### ENTRIES SHOWN:
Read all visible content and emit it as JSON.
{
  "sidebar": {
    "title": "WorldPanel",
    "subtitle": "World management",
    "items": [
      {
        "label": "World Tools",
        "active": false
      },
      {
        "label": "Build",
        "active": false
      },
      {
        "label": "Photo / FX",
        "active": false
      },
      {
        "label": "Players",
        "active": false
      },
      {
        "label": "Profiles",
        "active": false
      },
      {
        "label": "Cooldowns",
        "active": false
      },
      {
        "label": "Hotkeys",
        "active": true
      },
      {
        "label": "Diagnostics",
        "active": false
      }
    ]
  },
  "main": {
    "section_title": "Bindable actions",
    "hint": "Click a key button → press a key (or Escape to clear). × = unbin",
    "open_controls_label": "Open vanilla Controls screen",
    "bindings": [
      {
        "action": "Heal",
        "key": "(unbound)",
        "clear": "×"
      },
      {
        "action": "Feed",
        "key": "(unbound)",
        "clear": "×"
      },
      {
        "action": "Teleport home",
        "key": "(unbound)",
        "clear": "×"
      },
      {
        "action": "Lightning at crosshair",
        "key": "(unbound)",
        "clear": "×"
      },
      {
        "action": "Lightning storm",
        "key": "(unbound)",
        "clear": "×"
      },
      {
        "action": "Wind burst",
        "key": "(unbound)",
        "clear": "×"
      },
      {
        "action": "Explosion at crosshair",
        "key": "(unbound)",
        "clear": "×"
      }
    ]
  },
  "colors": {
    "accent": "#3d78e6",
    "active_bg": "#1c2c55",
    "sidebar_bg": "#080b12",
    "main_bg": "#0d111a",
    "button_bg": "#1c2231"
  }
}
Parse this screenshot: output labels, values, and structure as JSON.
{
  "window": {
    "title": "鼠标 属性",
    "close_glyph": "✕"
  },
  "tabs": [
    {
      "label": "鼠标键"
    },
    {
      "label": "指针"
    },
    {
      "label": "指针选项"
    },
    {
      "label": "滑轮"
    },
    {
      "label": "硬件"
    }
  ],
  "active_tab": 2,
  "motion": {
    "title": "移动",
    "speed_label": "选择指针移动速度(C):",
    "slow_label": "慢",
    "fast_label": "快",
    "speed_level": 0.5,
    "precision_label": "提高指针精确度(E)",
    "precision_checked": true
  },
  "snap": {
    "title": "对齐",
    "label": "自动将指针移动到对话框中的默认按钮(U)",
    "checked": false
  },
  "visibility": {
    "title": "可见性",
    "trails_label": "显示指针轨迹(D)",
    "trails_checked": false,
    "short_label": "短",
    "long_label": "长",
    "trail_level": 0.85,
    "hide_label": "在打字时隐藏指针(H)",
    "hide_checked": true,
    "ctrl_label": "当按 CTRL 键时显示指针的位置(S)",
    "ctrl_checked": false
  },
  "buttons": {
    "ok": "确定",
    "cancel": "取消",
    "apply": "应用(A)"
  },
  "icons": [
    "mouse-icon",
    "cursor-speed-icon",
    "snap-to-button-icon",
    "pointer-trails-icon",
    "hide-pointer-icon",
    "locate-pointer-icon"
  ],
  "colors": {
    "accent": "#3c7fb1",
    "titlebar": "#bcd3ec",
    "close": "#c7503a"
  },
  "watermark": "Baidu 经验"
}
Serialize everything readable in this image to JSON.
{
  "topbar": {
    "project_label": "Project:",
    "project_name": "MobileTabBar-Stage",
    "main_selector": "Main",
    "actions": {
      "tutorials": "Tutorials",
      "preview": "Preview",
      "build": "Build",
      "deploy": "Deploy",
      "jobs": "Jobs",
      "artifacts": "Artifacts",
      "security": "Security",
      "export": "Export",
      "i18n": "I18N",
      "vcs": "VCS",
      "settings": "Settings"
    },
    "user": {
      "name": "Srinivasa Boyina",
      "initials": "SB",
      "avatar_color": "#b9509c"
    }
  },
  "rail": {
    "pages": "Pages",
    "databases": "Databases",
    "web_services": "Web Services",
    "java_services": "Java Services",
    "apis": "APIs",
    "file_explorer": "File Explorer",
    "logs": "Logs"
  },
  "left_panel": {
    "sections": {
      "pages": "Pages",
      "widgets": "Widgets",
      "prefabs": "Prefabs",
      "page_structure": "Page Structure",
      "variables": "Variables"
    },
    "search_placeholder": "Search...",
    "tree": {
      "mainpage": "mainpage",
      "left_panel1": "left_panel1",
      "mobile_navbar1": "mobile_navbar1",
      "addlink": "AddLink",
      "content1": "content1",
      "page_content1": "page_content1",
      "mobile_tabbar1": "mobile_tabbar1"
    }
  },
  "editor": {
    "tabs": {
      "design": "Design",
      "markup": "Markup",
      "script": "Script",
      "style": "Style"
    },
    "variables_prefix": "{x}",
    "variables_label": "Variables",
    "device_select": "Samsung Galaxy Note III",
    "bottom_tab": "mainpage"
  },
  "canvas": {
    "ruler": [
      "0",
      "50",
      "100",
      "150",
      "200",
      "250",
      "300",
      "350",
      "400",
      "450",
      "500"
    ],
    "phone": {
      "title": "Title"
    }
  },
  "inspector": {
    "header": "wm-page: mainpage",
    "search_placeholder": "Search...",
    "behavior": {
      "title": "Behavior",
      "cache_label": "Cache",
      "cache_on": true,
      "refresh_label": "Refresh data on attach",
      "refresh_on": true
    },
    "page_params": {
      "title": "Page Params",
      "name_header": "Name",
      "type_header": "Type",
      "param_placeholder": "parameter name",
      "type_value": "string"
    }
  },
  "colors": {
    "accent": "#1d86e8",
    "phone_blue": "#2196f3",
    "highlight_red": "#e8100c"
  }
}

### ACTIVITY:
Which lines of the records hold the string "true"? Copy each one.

### RESPONSE TO THIS EXERCISE:
        "active": true
    "precision_checked": true
    "hide_checked": true,
      "cache_on": true,
      "refresh_on": true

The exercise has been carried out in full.